As I hit the Nike Gatorade station, I screamed in joy because a few of my coworkers were volunteering.  Alexis passed me a small PowerBar gel pack which I decided to save until I desperately needed it.  I enjoyed my moment of comfort with my friendly faces and continued to run along to mile 8.  The next thing I knew, I heard a man yell “Angela!”  I turned to see my coworker Dennis running beside me ready to take me all the way to the end.  If I could have stopped to hug and kiss him without losing momentum, I would have!  I was truly touched that he came out for my big day especially since he ran his last Half in 1:21!  I knew this would be a walk in the park for him and I truly enjoyed his company the rest of the way.  Any feeling of lonesome was now long gone.

The Last 4 Miles

As we turned onto the West Side Highway, a brutal cold wind smacked us in the face.  I’m glad it only lasted for a minute because my body would have been too cold to continue.  Dennis and I talked a little here and there and even in moments of silence, I was still comforted by his presence.  I started the music on my iPod to keep me a little energized.  I started eating the gel pack around the 10th mile because I started to feel the effects of not eating breakfast.  By the 11th mile, my quads started to feel the Half.  By the 12th mile, my feet started to feel the Half.  I slowed down to about a 12 minute pace but when approached the tunnel, I picked it up just a bit due to the awesomeness of running through a dark tunnel chasing after the reflective apparel elements of the people in front of me.  But the last half mile, my body was wore down and I moved down to my slowest pace.  Even as I saw the Finish Line, all I could think about was just getting across and that time was not a factor.  Thoughts of my grandmother rushed through my head as I got that feeling of just wanting to call home.  My final time was 2:23:40, just eight minutes over my projected 2:15.  At the end, I enjoyed the banana that Dennis brought for me and picked up my medal which I am so proud to now own.  I donned the heat blanket and in a minute I was so cold I had to borrow his half-zip.


I am still surprised at what my body was able to accomplish on inefficient training and diet.  I did not push myself to any limit during the run because my goal was simply to finish so I wanted to make sure I paced myself.  My goal for the DC half is now to beat this 2:23 by at least 15 minutes.

I did feel a good amount of soreness as Dennis and I took the train up to our store so I could show off my medal to my other coworkers.  They greeted me with huge smiles and high-fives as they congratulated me on my first half marathon.  I also took this as an opportunity to buy myself a new hoody that I will not ever wear to another Half.

A full day after the Half, I’m here in my bed and I’m actually feeling amazing.  Of course my legs and surprisingly my back are sore, but I’m still able to move around and function normally.  The stairs were a little bit of a hassle this morning when I had to run to the supermarket, but otherwise I’m doing very well.  This is not at all what I expected!  I thought I would be bed-ridden for the entire day.

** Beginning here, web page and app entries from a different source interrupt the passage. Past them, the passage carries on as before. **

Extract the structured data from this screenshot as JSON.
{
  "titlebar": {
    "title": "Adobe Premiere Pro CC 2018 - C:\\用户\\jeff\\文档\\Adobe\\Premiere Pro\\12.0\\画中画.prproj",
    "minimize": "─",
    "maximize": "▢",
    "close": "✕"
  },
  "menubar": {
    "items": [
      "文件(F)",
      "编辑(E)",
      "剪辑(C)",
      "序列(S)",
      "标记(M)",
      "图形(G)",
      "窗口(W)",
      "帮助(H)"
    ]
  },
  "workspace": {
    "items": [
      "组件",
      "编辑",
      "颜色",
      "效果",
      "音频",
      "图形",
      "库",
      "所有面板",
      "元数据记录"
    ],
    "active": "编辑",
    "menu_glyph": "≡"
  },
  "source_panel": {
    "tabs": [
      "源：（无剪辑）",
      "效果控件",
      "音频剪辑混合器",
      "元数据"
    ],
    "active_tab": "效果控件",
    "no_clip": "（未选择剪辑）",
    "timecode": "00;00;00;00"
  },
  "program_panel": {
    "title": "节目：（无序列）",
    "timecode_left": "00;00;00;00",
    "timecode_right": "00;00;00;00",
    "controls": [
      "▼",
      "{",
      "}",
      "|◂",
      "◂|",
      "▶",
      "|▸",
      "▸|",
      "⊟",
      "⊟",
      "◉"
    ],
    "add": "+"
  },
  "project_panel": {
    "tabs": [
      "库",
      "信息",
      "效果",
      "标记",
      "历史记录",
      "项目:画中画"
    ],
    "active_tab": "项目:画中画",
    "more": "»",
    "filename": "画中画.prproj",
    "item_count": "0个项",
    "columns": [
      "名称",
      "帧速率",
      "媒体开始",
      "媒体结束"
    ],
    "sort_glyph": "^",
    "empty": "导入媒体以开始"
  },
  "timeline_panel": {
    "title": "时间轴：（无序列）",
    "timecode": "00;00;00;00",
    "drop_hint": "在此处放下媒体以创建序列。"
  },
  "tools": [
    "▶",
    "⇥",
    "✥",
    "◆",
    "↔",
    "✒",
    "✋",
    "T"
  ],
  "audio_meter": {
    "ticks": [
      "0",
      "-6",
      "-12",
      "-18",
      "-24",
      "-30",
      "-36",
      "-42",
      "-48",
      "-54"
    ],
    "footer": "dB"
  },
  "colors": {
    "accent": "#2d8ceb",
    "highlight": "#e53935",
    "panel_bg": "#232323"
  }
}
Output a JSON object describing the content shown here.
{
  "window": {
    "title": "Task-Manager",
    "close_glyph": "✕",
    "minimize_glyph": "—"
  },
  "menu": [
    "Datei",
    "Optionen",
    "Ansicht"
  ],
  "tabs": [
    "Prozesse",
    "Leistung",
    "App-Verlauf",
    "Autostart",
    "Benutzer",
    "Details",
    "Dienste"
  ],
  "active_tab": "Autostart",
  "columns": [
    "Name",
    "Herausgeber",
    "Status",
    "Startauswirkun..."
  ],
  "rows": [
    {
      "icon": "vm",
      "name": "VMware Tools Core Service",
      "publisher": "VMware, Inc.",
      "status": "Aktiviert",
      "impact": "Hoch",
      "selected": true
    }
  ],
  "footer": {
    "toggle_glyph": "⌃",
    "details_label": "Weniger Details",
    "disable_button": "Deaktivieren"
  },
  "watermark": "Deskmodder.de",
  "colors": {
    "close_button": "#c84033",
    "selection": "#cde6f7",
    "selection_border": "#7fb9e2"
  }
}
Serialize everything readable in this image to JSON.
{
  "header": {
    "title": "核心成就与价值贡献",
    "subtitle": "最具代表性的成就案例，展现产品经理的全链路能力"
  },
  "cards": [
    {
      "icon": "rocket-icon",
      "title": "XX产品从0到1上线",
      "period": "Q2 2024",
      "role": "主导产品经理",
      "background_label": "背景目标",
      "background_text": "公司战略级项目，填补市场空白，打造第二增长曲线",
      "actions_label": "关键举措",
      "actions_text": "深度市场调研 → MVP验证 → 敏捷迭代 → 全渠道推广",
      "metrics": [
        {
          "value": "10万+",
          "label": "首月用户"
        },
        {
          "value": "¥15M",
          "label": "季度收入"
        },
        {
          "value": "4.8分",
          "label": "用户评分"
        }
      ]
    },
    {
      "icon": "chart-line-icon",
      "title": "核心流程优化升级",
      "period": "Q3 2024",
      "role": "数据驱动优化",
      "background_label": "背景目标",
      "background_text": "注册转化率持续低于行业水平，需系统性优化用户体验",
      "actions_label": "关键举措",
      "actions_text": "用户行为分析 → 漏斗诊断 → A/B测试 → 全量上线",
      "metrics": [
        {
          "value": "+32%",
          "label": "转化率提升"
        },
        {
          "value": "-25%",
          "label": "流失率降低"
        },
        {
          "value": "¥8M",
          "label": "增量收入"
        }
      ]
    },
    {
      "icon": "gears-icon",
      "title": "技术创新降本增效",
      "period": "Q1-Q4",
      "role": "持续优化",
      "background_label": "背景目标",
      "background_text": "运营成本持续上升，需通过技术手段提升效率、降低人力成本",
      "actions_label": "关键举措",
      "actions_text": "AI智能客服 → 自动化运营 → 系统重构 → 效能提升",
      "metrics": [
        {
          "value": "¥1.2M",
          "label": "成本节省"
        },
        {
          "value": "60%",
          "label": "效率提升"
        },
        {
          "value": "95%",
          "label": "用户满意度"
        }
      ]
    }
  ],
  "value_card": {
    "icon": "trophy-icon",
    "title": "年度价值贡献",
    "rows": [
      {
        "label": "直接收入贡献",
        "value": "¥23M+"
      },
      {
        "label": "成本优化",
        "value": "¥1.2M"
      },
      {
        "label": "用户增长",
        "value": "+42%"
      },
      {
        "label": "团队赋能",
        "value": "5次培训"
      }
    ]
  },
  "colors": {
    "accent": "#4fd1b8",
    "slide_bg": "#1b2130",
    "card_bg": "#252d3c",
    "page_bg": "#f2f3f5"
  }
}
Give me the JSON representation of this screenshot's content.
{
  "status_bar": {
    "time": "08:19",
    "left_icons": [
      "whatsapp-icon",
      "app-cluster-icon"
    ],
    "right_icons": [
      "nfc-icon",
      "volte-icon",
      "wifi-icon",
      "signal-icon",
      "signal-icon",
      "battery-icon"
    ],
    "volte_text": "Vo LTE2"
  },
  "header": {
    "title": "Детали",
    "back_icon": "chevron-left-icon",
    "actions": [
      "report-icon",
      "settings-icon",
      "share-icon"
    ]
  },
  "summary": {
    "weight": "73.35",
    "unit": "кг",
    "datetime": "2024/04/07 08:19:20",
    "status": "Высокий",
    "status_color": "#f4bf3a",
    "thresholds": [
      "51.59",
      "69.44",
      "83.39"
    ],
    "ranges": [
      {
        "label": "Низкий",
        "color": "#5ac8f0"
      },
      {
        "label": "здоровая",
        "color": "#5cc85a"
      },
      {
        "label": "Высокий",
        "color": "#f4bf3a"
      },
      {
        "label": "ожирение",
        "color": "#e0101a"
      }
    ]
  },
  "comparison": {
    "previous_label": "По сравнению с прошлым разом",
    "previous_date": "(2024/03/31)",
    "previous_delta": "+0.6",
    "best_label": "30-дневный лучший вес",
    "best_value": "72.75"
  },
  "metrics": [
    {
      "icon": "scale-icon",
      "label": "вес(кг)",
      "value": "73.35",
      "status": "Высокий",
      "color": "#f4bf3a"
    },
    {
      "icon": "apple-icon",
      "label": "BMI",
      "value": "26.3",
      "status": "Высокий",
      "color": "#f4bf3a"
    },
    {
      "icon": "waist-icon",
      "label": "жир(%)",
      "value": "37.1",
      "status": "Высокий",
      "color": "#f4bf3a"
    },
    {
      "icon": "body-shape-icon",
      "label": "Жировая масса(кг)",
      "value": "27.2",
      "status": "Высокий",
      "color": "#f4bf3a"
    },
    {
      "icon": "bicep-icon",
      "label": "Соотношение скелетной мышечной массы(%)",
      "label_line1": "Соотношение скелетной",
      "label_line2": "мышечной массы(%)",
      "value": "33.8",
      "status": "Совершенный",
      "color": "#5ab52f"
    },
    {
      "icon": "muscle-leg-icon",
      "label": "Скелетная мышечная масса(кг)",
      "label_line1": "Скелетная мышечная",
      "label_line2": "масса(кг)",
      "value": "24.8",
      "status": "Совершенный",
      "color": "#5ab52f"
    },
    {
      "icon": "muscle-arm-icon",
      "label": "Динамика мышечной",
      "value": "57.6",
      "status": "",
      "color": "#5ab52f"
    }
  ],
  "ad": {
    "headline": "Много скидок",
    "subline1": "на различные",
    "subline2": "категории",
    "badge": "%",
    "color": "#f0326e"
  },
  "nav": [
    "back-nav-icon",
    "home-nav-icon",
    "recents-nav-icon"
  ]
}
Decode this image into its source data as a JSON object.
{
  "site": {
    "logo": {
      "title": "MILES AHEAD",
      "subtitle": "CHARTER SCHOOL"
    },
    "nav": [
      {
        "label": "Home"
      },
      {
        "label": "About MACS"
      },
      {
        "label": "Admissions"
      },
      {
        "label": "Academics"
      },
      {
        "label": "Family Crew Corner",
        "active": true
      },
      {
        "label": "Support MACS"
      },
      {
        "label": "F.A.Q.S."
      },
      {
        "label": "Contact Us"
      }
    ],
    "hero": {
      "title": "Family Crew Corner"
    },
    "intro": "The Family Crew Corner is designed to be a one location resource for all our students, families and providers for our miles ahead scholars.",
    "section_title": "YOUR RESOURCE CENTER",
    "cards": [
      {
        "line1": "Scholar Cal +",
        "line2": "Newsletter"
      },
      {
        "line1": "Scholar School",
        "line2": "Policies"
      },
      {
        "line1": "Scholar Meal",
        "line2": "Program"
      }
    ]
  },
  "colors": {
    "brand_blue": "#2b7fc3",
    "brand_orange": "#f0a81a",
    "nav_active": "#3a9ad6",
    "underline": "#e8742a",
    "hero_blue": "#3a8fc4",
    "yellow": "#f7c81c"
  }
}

Medals and Bananas

Lessons Learned

So because this is my first Half experience, I learned quite a few lessons:

1.  Don’t wear a favorite apparel piece that you will more than likely have to take off!

2.  Properly train and you can push yourself harder.

3.  Failure to plan is planning to fail – coordinate your schedule to take advantage of bag check, portable toilets, and stretching beforehand.

4.  Eat a light breakfast before the race for some extra energy.

5.  If you know other people running, try to make a plan for some post-run fun!